PROBLEM REQUIREMENTS >> Among the records, which lines hold the word "true"? Pick them out.

====== TASK INPUTS ======

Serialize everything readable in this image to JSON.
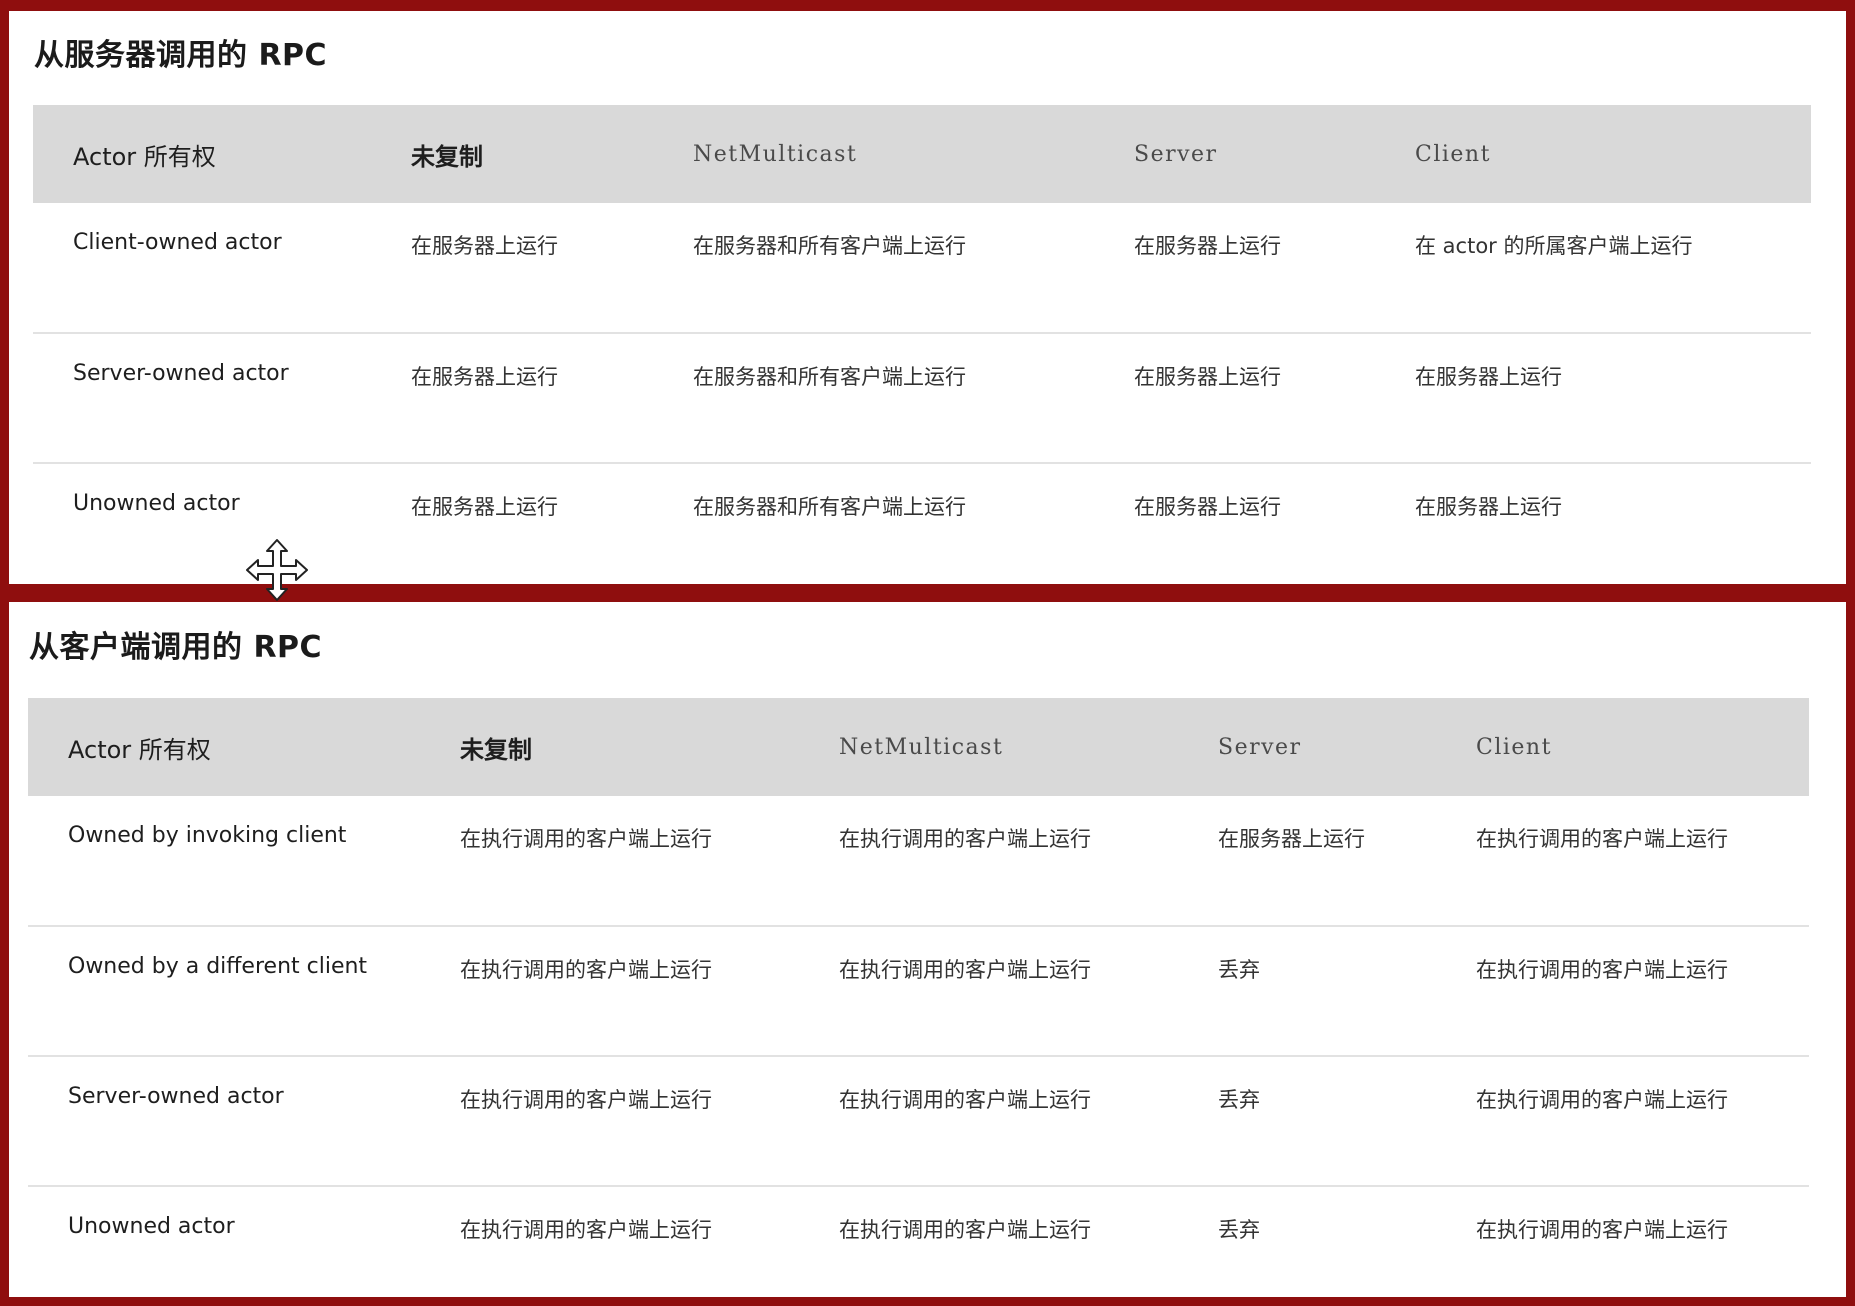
{
  "server_section": {
    "title": "从服务器调用的 RPC",
    "headers": [
      "Actor 所有权",
      "未复制",
      "NetMulticast",
      "Server",
      "Client"
    ],
    "rows": [
      [
        "Client-owned actor",
        "在服务器上运行",
        "在服务器和所有客户端上运行",
        "在服务器上运行",
        "在 actor 的所属客户端上运行"
      ],
      [
        "Server-owned actor",
        "在服务器上运行",
        "在服务器和所有客户端上运行",
        "在服务器上运行",
        "在服务器上运行"
      ],
      [
        "Unowned actor",
        "在服务器上运行",
        "在服务器和所有客户端上运行",
        "在服务器上运行",
        "在服务器上运行"
      ]
    ]
  },
  "client_section": {
    "title": "从客户端调用的 RPC",
    "headers": [
      "Actor 所有权",
      "未复制",
      "NetMulticast",
      "Server",
      "Client"
    ],
    "rows": [
      [
        "Owned by invoking client",
        "在执行调用的客户端上运行",
        "在执行调用的客户端上运行",
        "在服务器上运行",
        "在执行调用的客户端上运行"
      ],
      [
        "Owned by a different client",
        "在执行调用的客户端上运行",
        "在执行调用的客户端上运行",
        "丢弃",
        "在执行调用的客户端上运行"
      ],
      [
        "Server-owned actor",
        "在执行调用的客户端上运行",
        "在执行调用的客户端上运行",
        "丢弃",
        "在执行调用的客户端上运行"
      ],
      [
        "Unowned actor",
        "在执行调用的客户端上运行",
        "在执行调用的客户端上运行",
        "丢弃",
        "在执行调用的客户端上运行"
      ]
    ]
  },
  "cursor": {
    "icon": "move-cursor-icon"
  },
  "colors": {
    "frame": "#8f0e0e",
    "header_background": "#d9d9d9",
    "row_divider": "#e2e2e2"
  }
}
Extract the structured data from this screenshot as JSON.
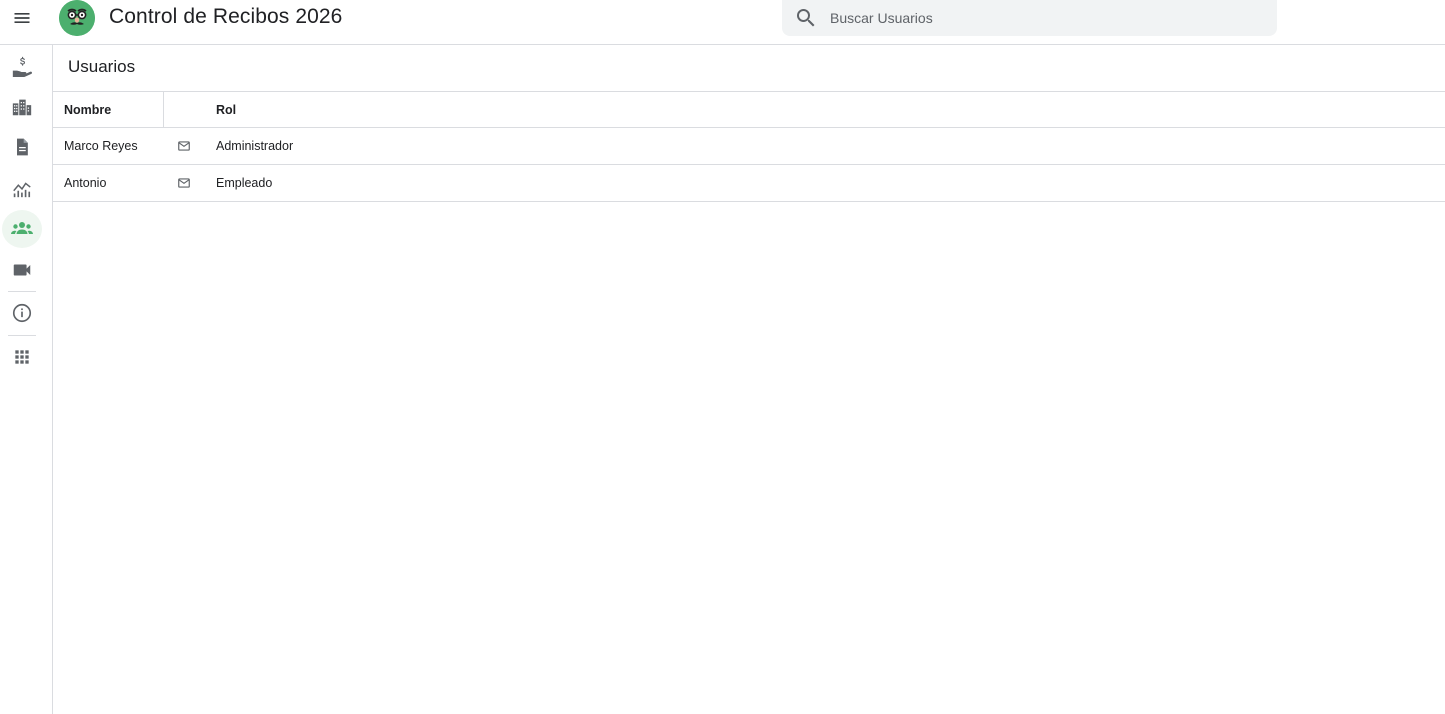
{
  "header": {
    "title": "Control de Recibos 2026",
    "menu_icon": "menu-icon",
    "logo_icon": "disguise-face-logo"
  },
  "search": {
    "placeholder": "Buscar Usuarios",
    "value": "",
    "icon": "search-icon"
  },
  "sidebar": {
    "items": [
      {
        "icon": "payment-hand-icon",
        "active": false
      },
      {
        "icon": "buildings-icon",
        "active": false
      },
      {
        "icon": "document-icon",
        "active": false
      },
      {
        "icon": "analytics-chart-icon",
        "active": false
      },
      {
        "icon": "group-icon",
        "active": true
      },
      {
        "icon": "video-camera-icon",
        "active": false
      },
      {
        "icon": "info-icon",
        "active": false
      },
      {
        "icon": "apps-grid-icon",
        "active": false
      }
    ]
  },
  "main": {
    "title": "Usuarios",
    "table": {
      "columns": {
        "name": "Nombre",
        "role": "Rol"
      },
      "rows": [
        {
          "name": "Marco Reyes",
          "role": "Administrador",
          "action_icon": "mail-icon"
        },
        {
          "name": "Antonio",
          "role": "Empleado",
          "action_icon": "mail-icon"
        }
      ]
    }
  },
  "colors": {
    "accent": "#4caf6e",
    "active_nav_bg": "#eef6f0",
    "divider": "#dadce0",
    "icon_gray": "#5f6368"
  }
}
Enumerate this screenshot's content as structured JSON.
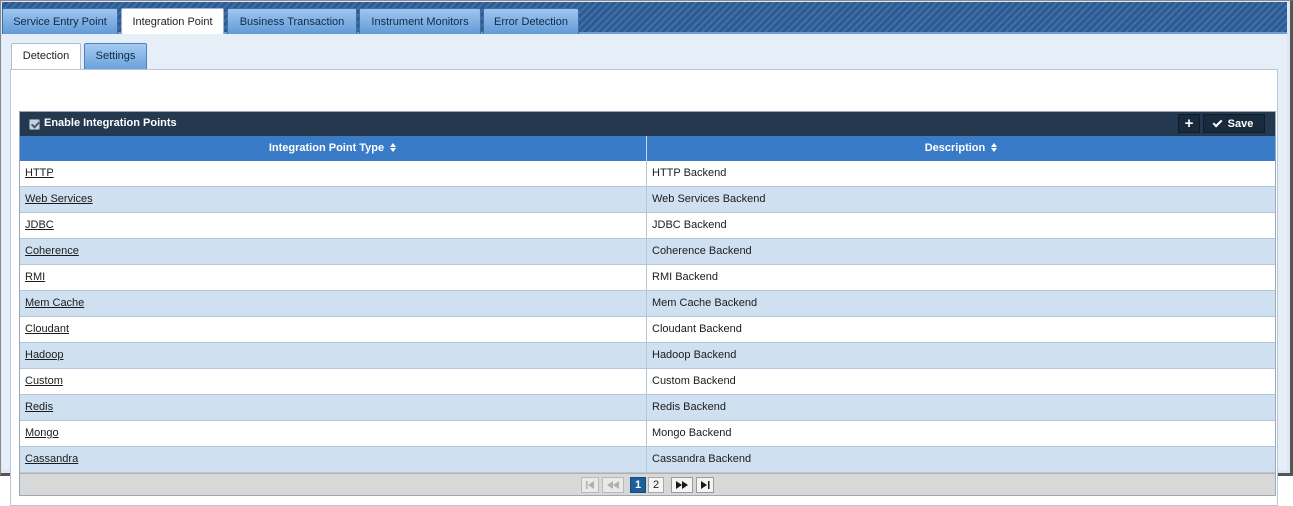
{
  "top_tabs": [
    {
      "label": "Service Entry Point",
      "active": false
    },
    {
      "label": "Integration Point",
      "active": true
    },
    {
      "label": "Business Transaction",
      "active": false
    },
    {
      "label": "Instrument Monitors",
      "active": false
    },
    {
      "label": "Error Detection",
      "active": false
    }
  ],
  "sub_tabs": [
    {
      "label": "Detection",
      "active": true
    },
    {
      "label": "Settings",
      "active": false
    }
  ],
  "toolbar": {
    "enable_label": "Enable Integration Points",
    "enable_checked": true,
    "add_icon": "plus-icon",
    "save_label": "Save",
    "save_icon": "check-icon"
  },
  "table": {
    "columns": [
      "Integration Point Type",
      "Description"
    ],
    "rows": [
      {
        "type": "HTTP",
        "description": "HTTP Backend"
      },
      {
        "type": "Web Services",
        "description": "Web Services Backend"
      },
      {
        "type": "JDBC",
        "description": "JDBC Backend"
      },
      {
        "type": "Coherence",
        "description": "Coherence Backend"
      },
      {
        "type": "RMI",
        "description": "RMI Backend"
      },
      {
        "type": "Mem Cache",
        "description": "Mem Cache Backend"
      },
      {
        "type": "Cloudant",
        "description": "Cloudant Backend"
      },
      {
        "type": "Hadoop",
        "description": "Hadoop Backend"
      },
      {
        "type": "Custom",
        "description": "Custom Backend"
      },
      {
        "type": "Redis",
        "description": "Redis Backend"
      },
      {
        "type": "Mongo",
        "description": "Mongo Backend"
      },
      {
        "type": "Cassandra",
        "description": "Cassandra Backend"
      }
    ]
  },
  "pager": {
    "first_icon": "first-page-icon",
    "prev_icon": "prev-page-icon",
    "pages": [
      "1",
      "2"
    ],
    "current_page": "1",
    "next_icon": "next-page-icon",
    "last_icon": "last-page-icon"
  },
  "colors": {
    "tab_bar": "#2b5b95",
    "toolbar": "#243850",
    "header": "#3a7bc8",
    "row_alt": "#cfe0f1",
    "current_page": "#1f5f99"
  }
}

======

TASK OUTPUT >>
        "active": true
      "active": true
      "active": true
    "enable_checked": true,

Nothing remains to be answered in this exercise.